**Data supplied**
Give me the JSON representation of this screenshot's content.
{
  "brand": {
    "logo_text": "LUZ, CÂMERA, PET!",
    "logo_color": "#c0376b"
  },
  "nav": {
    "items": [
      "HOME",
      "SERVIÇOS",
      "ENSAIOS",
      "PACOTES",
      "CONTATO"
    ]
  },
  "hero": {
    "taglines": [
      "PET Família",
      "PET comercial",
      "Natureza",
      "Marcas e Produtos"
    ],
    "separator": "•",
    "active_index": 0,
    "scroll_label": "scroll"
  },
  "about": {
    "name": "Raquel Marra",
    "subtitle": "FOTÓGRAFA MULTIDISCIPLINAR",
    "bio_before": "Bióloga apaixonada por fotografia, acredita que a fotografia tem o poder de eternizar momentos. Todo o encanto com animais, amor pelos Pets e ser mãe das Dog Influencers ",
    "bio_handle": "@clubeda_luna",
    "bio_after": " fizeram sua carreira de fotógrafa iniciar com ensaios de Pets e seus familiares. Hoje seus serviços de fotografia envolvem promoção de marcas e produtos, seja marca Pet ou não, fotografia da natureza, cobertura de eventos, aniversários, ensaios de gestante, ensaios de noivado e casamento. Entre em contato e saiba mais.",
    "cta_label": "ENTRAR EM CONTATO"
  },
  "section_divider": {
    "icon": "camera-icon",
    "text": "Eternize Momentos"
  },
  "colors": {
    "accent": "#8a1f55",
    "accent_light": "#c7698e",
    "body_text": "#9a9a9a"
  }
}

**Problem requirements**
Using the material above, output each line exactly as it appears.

**Exercise response**
Give me the JSON representation of this screenshot's content.
{
  "brand": {
    "logo_text": "LUZ, CÂMERA, PET!",
    "logo_color": "#c0376b"
  },
  "nav": {
    "items": [
      "HOME",
      "SERVIÇOS",
      "ENSAIOS",
      "PACOTES",
      "CONTATO"
    ]
  },
  "hero": {
    "taglines": [
      "PET Família",
      "PET comercial",
      "Natureza",
      "Marcas e Produtos"
    ],
    "separator": "•",
    "active_index": 0,
    "scroll_label": "scroll"
  },
  "about": {
    "name": "Raquel Marra",
    "subtitle": "FOTÓGRAFA MULTIDISCIPLINAR",
    "bio_before": "Bióloga apaixonada por fotografia, acredita que a fotografia tem o poder de eternizar momentos. Todo o encanto com animais, amor pelos Pets e ser mãe das Dog Influencers ",
    "bio_handle": "@clubeda_luna",
    "bio_after": " fizeram sua carreira de fotógrafa iniciar com ensaios de Pets e seus familiares. Hoje seus serviços de fotografia envolvem promoção de marcas e produtos, seja marca Pet ou não, fotografia da natureza, cobertura de eventos, aniversários, ensaios de gestante, ensaios de noivado e casamento. Entre em contato e saiba mais.",
    "cta_label": "ENTRAR EM CONTATO"
  },
  "section_divider": {
    "icon": "camera-icon",
    "text": "Eternize Momentos"
  },
  "colors": {
    "accent": "#8a1f55",
    "accent_light": "#c7698e",
    "body_text": "#9a9a9a"
  }
}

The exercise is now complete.